All state agencies addressing Georgia’s water issues have until August 1, 2010 to examine their programs, policies and rules and submit a report identifying opportunities to provide incentives for voluntary water conservation measures (for local water systems) and to enhance the state’s water supply. Public water systems serving at least 3,300 individuals will have to conduct standardized annual water loss audits (by January 1, 2012 for systems serving at least 10,000 individuals and by January 1, 2013 for all the rest). Rules for conducting and reporting these audits will be promulgated by theDepartment of Natural Resources. Additionally, all new multi-tenant residential, commercial and industrial buildings permitted after July 1, 2012 must have submetering installed and new construction must have toilets not to exceed 1.28 gallons per flush, showers that average less than 2.5 gallons of water per minute, lavatory faucets of no more than 1.5 gallons per minute and kitchen faucets not to exceed 2 gallons per minute. Local governments, responsible for enforcement, could grant certain, limited exemptions to these low-flow requirements.

SB 432 Advanced Broadband Collocation Act
(Sen. Lee Hawkins, 49th)
In order to encourage collocations over building new cell towers, SB 432 provides a streamlined collocation process whereby wireless providers are able to make modifications to their equipment on existing towers, or collocate equipment on existing towers, without going through an entire rezoning or additional special land use permit. The streamlined process would be available so long as the collocation does not increase the height or width of the tower, does not increase the footprint of the accessory equipment, and does not exceed applicable weight limits of the tower.
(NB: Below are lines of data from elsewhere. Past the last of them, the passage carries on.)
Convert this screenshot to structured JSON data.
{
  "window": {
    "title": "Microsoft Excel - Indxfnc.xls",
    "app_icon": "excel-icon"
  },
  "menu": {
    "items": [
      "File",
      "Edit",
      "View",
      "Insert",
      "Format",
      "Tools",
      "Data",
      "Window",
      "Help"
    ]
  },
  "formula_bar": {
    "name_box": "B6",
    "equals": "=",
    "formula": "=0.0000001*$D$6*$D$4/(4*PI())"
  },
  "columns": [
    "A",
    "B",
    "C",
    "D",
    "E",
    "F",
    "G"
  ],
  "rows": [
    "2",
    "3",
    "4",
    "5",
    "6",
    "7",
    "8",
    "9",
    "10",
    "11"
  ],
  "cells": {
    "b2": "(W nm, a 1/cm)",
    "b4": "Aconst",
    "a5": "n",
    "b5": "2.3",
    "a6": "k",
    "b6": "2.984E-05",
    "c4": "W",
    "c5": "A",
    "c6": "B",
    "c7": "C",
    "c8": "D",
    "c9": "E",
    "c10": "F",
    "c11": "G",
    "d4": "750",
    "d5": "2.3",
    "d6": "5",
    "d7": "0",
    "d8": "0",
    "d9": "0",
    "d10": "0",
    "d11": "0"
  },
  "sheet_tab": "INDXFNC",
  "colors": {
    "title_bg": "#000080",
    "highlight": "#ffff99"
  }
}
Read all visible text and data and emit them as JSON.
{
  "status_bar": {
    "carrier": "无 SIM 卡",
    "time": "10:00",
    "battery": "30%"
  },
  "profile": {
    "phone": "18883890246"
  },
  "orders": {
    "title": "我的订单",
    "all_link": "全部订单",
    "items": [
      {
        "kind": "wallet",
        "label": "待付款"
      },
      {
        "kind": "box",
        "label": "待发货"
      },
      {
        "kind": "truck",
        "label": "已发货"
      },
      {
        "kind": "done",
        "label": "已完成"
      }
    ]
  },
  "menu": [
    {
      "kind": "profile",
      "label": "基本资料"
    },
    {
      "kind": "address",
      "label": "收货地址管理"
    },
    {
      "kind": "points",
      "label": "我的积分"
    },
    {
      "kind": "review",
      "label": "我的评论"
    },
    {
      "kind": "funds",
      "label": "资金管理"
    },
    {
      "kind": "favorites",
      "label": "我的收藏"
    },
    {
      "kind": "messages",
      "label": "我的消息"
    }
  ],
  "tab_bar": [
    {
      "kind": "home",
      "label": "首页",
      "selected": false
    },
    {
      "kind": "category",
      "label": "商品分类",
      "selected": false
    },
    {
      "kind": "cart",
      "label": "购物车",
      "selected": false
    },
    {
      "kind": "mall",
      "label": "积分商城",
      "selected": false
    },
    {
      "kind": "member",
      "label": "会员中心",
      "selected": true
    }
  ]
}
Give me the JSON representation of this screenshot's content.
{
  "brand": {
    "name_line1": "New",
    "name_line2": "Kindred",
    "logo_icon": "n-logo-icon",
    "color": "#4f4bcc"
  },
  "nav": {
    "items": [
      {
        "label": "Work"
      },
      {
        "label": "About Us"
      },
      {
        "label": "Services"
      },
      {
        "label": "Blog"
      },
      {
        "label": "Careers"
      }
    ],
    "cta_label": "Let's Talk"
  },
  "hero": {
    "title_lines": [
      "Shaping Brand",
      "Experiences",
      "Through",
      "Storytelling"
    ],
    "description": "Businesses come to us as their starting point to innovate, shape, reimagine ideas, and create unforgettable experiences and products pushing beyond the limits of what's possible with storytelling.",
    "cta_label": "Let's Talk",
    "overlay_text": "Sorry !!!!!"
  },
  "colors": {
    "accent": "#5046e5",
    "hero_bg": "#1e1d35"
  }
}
Wireless companies still have to comply with any applicable site plan and building permit requirements set on the existing tower and would have to comply with zoning and land use requirements generally, including any conditions placed on the use when initially approved — and any subsequently-adopted amendments to such conditions of approval.

SB 346 – Overhaul of Property Assessment and Appeals Process
This legislation makes numerous changes to the state’s property tax assessment and appeals process. Major changes include:

  • Every property owner will receive an annual notice of current assessment regardless if the property value has changed or not.
  • The annual assessment notice shall contain an estimated tax bill. This estimate may or may not contain all the eligible exemptions.
  • After a property owner receives their annual assessment they would have 45 days to file an appeal of assessed value instead of 30 days.
  • Two or more counties, by an intergovernmental agreement, may establish a regional Board of Equalization.
  • Non residential properties worth over $1 million in value may choose to have their appeal heard by hearing officer. The hearing officer must be either a state certified general real property appraiser or state certified residential real property appraiser and be approved by the Georgia Real Estate Commission and the Georgia Real Estate Appraisers Board.
  • The Department of Revenue shall update the courses of instruction for members of Boards of Equalization.
  • The sales price of the most recent arm’s length bona fide sale in any year shall be the maximum allowable fair market value for the next taxable year.
  • The determination of fair market value of a real property shall not include the value of intangible assets.
  • Cities and counties may by resolution or ordinance elect to receive payment for as valorem taxes in any form of payment.